Over the last twenty years The Bovine Ska and Rocksteady has played early Jamaican music from 1955-1975 ( we sometimes go much earlier than that but rarely later) concentrating on the earliest recorded musics in Jamaica, mento, rhythm and blues, ska, rocksteady, and early reggae.  We have also been fortunate to have some of the greatest recording artists in Jamaican music history visit the show from Jimmy Cliff  to Owen Gray,  Prince Buster, Roy and Yvonne, BB Seaton, Lynn Taitt, Eric Monty Morris,  Keith and Tex, Big Youth, Lord Tanamo and Laurel Aitken as well as modern performers like Dave Wakeling of The English Beat, Greg Lee from Hepcat and David Hillyard (who composed our opening theme) and Glen Pine from The Slackers.  This has been a blast these last two decades.

Over the last few weeks, Lily and Generoso have rummaged through the years via piles of old cassette tapes, DATs, CDs and MP3s to create this past week’s twentieth anniversary show,  Included are interviews from the aforementioned artists and live performances from the show, and even a set from the patron saint of The Bovine Ska, Magnus Johnstone, who passed away in 2013, as well as the rare recordings of tracks from the performers that you have come to expect over the last twenty years.

We have no intentions of stopping what we have been doing since 1996 and we would like to thank all of the listeners, artists, and WMBR for their support over the years.

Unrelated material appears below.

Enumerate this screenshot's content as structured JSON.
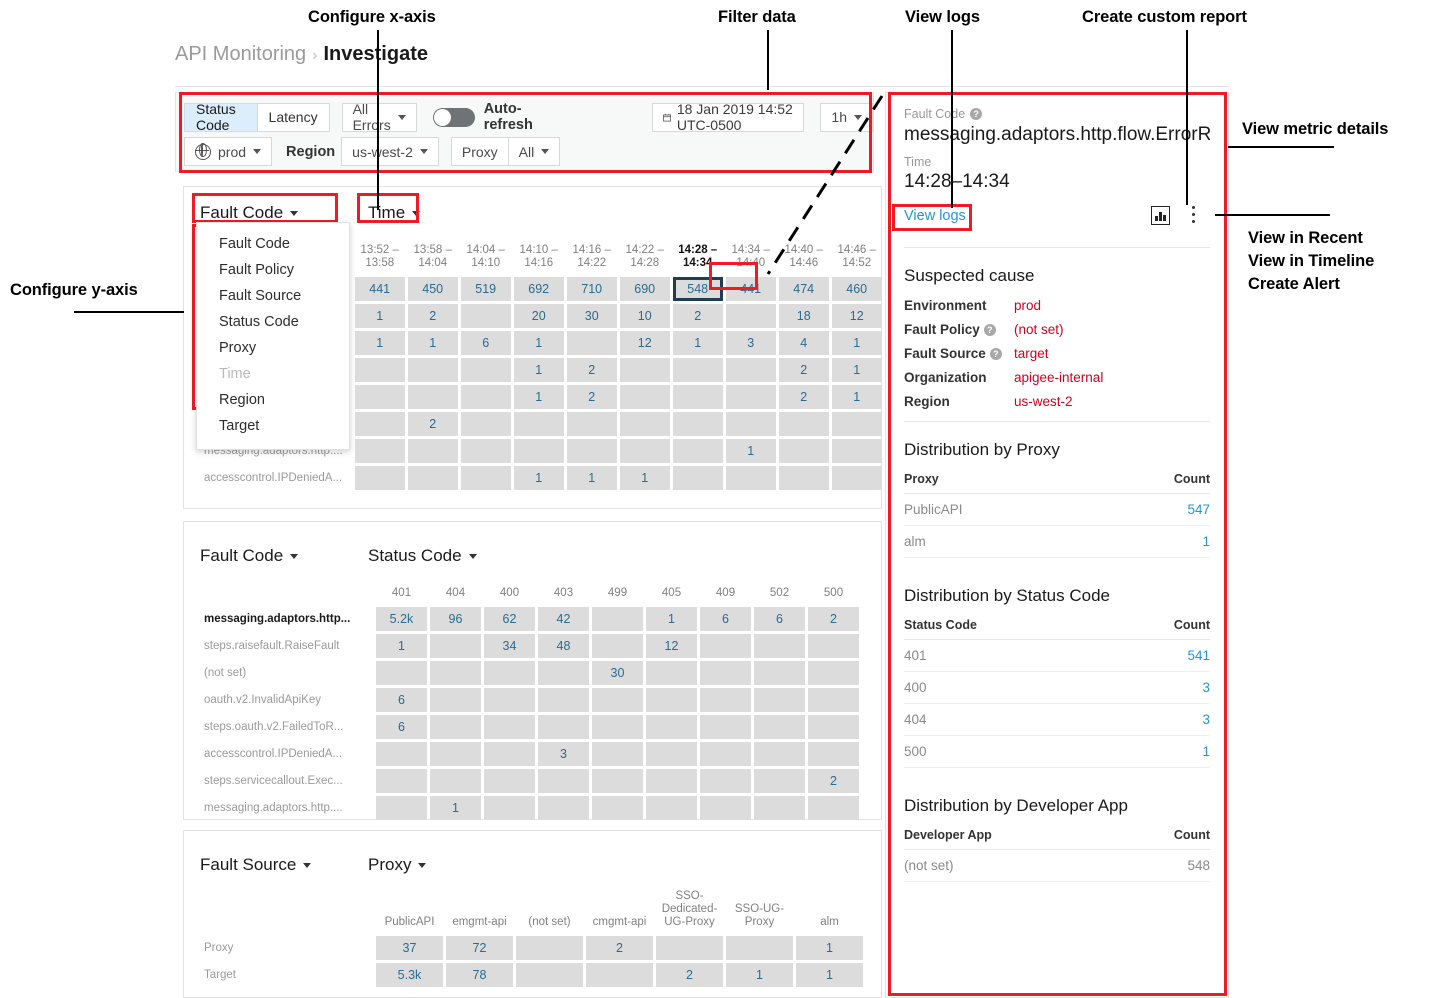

So, celebrate with us by listening to our 20th Anniversary Special: